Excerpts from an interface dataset
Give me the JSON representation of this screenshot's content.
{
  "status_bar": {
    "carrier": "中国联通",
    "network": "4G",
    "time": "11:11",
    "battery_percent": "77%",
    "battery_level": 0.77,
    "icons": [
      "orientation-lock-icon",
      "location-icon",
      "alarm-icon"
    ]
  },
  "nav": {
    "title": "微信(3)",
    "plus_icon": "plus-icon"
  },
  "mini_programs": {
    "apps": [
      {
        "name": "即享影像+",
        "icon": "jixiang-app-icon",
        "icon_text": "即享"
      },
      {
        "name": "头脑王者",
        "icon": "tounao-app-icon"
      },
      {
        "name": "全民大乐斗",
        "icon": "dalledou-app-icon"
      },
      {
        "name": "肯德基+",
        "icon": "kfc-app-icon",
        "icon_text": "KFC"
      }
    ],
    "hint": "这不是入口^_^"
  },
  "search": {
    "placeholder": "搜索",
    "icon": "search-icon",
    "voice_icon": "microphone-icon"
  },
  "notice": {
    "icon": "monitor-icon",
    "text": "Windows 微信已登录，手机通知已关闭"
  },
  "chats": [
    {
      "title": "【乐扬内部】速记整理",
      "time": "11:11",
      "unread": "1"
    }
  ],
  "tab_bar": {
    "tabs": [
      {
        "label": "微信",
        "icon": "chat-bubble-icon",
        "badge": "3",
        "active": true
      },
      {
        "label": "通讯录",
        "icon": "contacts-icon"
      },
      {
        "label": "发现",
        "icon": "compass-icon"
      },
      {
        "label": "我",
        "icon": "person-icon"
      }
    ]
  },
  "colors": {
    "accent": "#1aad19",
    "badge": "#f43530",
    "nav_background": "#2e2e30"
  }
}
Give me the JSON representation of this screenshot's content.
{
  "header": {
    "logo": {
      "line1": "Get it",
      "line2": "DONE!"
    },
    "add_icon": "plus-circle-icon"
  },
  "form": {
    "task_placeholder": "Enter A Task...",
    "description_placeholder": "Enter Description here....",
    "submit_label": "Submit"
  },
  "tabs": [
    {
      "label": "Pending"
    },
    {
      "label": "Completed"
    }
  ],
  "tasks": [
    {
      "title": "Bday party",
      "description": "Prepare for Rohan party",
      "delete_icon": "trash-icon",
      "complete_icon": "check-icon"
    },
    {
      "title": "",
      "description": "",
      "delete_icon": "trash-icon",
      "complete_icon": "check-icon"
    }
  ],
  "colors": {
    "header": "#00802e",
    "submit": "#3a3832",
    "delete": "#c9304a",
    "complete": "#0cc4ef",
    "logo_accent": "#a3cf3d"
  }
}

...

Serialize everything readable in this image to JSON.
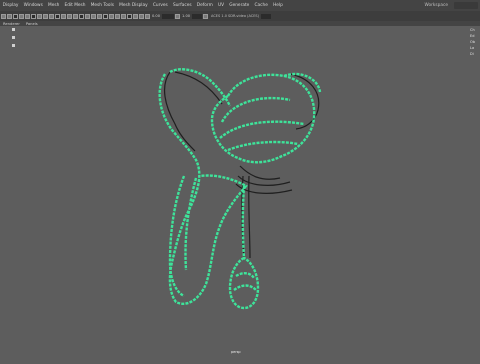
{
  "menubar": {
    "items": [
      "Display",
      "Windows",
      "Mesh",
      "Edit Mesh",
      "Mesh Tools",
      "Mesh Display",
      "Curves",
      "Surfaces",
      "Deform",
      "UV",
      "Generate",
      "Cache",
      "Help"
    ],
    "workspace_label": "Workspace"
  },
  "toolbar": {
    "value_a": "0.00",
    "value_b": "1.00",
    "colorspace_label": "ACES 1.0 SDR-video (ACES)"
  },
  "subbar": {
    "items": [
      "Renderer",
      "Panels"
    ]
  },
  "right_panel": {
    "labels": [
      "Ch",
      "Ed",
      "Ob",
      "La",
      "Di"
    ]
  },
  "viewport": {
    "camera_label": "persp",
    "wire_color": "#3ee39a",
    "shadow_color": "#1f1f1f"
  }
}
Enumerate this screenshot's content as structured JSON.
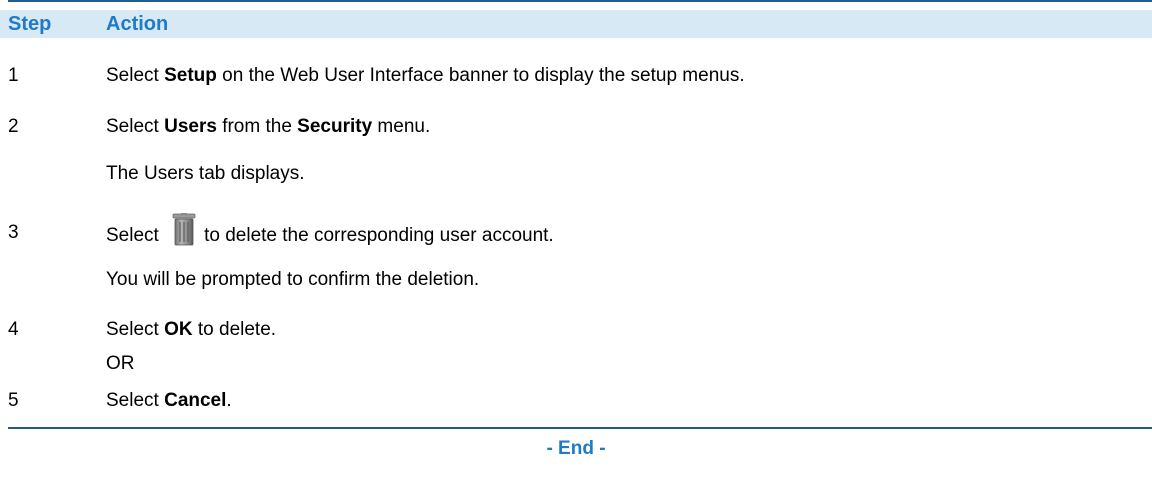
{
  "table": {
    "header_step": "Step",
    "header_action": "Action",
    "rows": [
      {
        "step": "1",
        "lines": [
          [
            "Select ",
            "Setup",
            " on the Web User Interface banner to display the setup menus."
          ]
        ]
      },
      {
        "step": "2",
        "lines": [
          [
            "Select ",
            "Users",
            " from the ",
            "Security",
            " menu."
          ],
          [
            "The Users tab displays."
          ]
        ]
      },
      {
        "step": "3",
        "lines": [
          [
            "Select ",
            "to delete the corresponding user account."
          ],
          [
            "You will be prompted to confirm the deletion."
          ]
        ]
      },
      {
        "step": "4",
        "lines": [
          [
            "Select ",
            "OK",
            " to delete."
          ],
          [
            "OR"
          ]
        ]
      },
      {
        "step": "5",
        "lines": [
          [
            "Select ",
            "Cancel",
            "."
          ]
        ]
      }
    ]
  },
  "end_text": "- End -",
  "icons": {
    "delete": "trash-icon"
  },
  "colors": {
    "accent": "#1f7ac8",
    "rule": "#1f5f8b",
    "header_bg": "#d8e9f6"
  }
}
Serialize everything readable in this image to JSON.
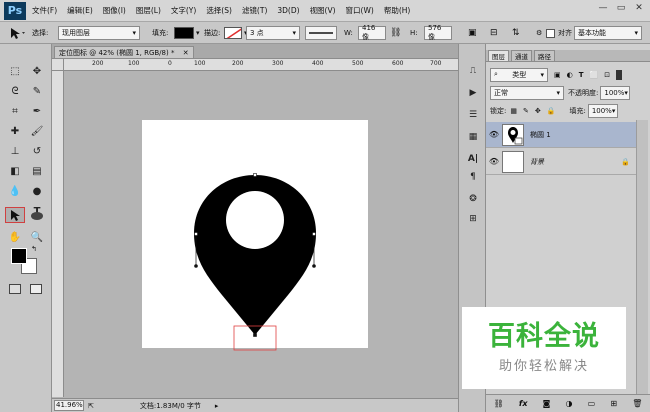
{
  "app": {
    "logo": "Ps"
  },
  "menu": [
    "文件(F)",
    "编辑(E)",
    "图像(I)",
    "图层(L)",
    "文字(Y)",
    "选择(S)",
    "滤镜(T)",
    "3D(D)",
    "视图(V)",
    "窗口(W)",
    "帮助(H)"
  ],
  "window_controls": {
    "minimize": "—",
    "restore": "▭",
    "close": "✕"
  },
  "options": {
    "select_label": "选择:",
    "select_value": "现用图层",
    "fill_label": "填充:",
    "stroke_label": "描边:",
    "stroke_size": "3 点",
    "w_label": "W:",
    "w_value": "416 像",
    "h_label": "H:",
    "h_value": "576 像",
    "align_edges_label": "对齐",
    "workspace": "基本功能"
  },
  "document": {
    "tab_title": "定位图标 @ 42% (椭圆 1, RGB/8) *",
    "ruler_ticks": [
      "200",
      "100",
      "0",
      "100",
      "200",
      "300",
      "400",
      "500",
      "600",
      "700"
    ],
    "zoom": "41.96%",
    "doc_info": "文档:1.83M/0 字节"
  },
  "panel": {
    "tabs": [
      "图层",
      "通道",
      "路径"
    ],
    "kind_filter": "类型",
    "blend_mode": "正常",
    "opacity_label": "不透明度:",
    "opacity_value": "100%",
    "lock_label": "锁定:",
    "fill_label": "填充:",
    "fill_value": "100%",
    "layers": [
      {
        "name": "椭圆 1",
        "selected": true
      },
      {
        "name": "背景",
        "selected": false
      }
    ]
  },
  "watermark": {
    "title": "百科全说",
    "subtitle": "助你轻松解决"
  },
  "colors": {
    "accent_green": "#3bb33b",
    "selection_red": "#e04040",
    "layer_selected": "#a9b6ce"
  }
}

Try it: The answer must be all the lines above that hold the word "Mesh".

Task result:
      "Mesh",
      "Edit Mesh",
      "Mesh Tools",
      "Mesh Display",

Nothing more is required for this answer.